Those familiar with my main model railway web site will know that I use recorded engine sounds played from a PC to accompany my model train train movements. This is fine for trains starting off or in full motion but shunting is another matter. Shunting engines move very slowly with frequent stops and starts. So, this inexpensive electronics kit from Maplin provides an answer.
The generator has an on/off switch, volume, speed and whistle controls. It is powered from a 9V battery, but could be powered from an AC to DC adaptor up to 12V easily.
When switched on and the volume turned off a continuous hissing sound is still heard, reminiscent of a stationary engine leaking steam. As the volume is increased we hear the beat of the engine in motion and adjusting the speed control we can emulate the speed of the engine from a crawl to the fastest express.
A more 'basey' sound can be achieved by placing the speaker at the end of a long cardoard tube (mine is about 3 feet) and baffling the rear of the speaker with a pair of socks - one inside the other placed over the rear.
The steam sound is realistic and works well for the shunting movements I intended it for.
The Whistle on the other hand is not realistic. It lacks the sound of the steam rush of a real locomotive whistle. It sounds electronic - too pure.
The instructions are in the step-by-step pictorial format. There is scant textual information for the uninitiated about how to tackle an electronics assembly.
Component values or identities are either colour coded or stamped on the body with a very small number.
Some of the components, especially resistors cover up their circuit number on the PCB (printed circuit board). So, if you put one in the wrong place and need to remove it you have to work out from the supplied circuit diagram and the track runs on the PCB which one it is!
Four pins are supplied which are soldered to the battery connector and speaker connection points on the PCB and then the battery and speaker wires soldered to them. These are pointless and fiddly - throw them away and wire the cables directly to the PCB.
As with all electronics, if it don't work when you switch it on then you are pretty much stuffed without electronics technical knowledge and diagnostic equipment. All you can do is check the components were fitted in the right place, all the wires are firmly soldered to the PCB pads and there are no solder bridges between components where not meant to be.
Battery not supplied. Use a new one, not one previously used.
Kit Assembly Rating 1-5 (5 easy, 1 difficult)
Experienced in electronics assembly with understanding how it works: 5
Have built electronics successfully before but not knowledgeable in how it works: 4
Never built an electronics kit but have used a soldering iron: 3
No previous experience whatsoever: 2 (give it a go anyway)
1. Follow the step-by-step instructions precisely. Note the colour code provided for resistor colour banding value identity.

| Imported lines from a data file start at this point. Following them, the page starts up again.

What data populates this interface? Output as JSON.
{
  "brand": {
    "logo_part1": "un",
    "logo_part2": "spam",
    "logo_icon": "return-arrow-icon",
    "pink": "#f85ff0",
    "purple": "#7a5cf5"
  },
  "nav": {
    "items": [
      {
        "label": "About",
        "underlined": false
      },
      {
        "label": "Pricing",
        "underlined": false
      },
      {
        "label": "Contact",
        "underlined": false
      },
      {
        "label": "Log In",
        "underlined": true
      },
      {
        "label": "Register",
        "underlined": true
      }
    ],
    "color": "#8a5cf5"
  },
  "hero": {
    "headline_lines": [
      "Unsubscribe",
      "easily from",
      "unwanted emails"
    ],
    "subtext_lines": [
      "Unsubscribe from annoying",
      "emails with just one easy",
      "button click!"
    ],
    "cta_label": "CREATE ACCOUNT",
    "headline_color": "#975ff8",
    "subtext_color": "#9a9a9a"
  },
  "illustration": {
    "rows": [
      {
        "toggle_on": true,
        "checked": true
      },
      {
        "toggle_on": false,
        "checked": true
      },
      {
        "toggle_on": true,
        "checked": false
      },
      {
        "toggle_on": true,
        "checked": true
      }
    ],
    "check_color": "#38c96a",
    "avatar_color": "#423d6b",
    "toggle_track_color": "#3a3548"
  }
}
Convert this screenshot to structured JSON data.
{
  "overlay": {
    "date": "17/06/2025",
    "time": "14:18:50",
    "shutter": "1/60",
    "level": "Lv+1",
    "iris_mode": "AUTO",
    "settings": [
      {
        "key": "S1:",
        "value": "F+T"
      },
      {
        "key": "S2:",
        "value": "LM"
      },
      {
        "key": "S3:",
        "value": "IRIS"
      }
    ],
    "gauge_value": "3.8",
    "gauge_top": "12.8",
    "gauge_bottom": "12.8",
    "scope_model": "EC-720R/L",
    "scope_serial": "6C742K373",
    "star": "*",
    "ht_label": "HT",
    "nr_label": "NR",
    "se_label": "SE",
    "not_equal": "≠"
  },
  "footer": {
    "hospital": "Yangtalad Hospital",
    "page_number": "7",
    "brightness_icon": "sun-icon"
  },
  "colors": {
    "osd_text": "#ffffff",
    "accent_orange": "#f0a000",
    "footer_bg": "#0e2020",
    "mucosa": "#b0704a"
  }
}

2. Having pushed a component through the pcb splay out its legs so it does not fall out when turning the assembly over.
3. Apply the soldering iron to the component leg and its PCB pad then about 1 second later apply the solder to the joint side furthest from the soldering iron - not to the bit of the iron.
4. Solder in place the group of components from a step of the instruction and cut their leads short before moving onto the next step.
5. Use a magnifying glass to check the solder joints are shiny, cover the PCB hole and not bridging other component leads where not meant to.
Essential: Small electrical wire cutters, soldering iron with fine point, electrical fluxed solder.
Helpful: Small electrical pliers, magnifying glass, solder removal pump or copper braided wick.
If it don't work: Multi-meter, oscilloscope.